The records »

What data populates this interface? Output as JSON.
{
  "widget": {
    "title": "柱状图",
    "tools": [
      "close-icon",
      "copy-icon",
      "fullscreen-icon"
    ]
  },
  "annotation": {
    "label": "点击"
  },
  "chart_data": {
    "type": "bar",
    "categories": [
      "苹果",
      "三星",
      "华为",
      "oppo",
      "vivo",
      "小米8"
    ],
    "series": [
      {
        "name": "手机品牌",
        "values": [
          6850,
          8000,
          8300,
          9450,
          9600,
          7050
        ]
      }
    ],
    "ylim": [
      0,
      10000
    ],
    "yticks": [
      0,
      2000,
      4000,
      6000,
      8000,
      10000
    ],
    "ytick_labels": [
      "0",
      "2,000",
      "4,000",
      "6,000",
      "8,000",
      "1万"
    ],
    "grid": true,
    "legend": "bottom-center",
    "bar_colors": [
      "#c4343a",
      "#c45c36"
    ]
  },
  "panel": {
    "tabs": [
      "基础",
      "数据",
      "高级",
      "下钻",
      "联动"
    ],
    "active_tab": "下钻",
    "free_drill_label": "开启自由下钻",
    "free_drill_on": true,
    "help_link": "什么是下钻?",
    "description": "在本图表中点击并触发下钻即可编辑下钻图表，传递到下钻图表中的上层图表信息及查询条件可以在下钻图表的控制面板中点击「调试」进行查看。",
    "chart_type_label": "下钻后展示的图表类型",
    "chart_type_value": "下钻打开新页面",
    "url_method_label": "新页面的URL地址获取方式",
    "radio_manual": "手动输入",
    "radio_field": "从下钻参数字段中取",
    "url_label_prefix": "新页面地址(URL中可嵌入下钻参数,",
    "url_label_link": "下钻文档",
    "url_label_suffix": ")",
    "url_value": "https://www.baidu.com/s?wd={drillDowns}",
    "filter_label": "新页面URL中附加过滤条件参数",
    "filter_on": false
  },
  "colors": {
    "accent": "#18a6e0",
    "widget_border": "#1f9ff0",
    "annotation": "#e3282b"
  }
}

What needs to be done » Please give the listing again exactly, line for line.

Task answer »
What data populates this interface? Output as JSON.
{
  "widget": {
    "title": "柱状图",
    "tools": [
      "close-icon",
      "copy-icon",
      "fullscreen-icon"
    ]
  },
  "annotation": {
    "label": "点击"
  },
  "chart_data": {
    "type": "bar",
    "categories": [
      "苹果",
      "三星",
      "华为",
      "oppo",
      "vivo",
      "小米8"
    ],
    "series": [
      {
        "name": "手机品牌",
        "values": [
          6850,
          8000,
          8300,
          9450,
          9600,
          7050
        ]
      }
    ],
    "ylim": [
      0,
      10000
    ],
    "yticks": [
      0,
      2000,
      4000,
      6000,
      8000,
      10000
    ],
    "ytick_labels": [
      "0",
      "2,000",
      "4,000",
      "6,000",
      "8,000",
      "1万"
    ],
    "grid": true,
    "legend": "bottom-center",
    "bar_colors": [
      "#c4343a",
      "#c45c36"
    ]
  },
  "panel": {
    "tabs": [
      "基础",
      "数据",
      "高级",
      "下钻",
      "联动"
    ],
    "active_tab": "下钻",
    "free_drill_label": "开启自由下钻",
    "free_drill_on": true,
    "help_link": "什么是下钻?",
    "description": "在本图表中点击并触发下钻即可编辑下钻图表，传递到下钻图表中的上层图表信息及查询条件可以在下钻图表的控制面板中点击「调试」进行查看。",
    "chart_type_label": "下钻后展示的图表类型",
    "chart_type_value": "下钻打开新页面",
    "url_method_label": "新页面的URL地址获取方式",
    "radio_manual": "手动输入",
    "radio_field": "从下钻参数字段中取",
    "url_label_prefix": "新页面地址(URL中可嵌入下钻参数,",
    "url_label_link": "下钻文档",
    "url_label_suffix": ")",
    "url_value": "https://www.baidu.com/s?wd={drillDowns}",
    "filter_label": "新页面URL中附加过滤条件参数",
    "filter_on": false
  },
  "colors": {
    "accent": "#18a6e0",
    "widget_border": "#1f9ff0",
    "annotation": "#e3282b"
  }
}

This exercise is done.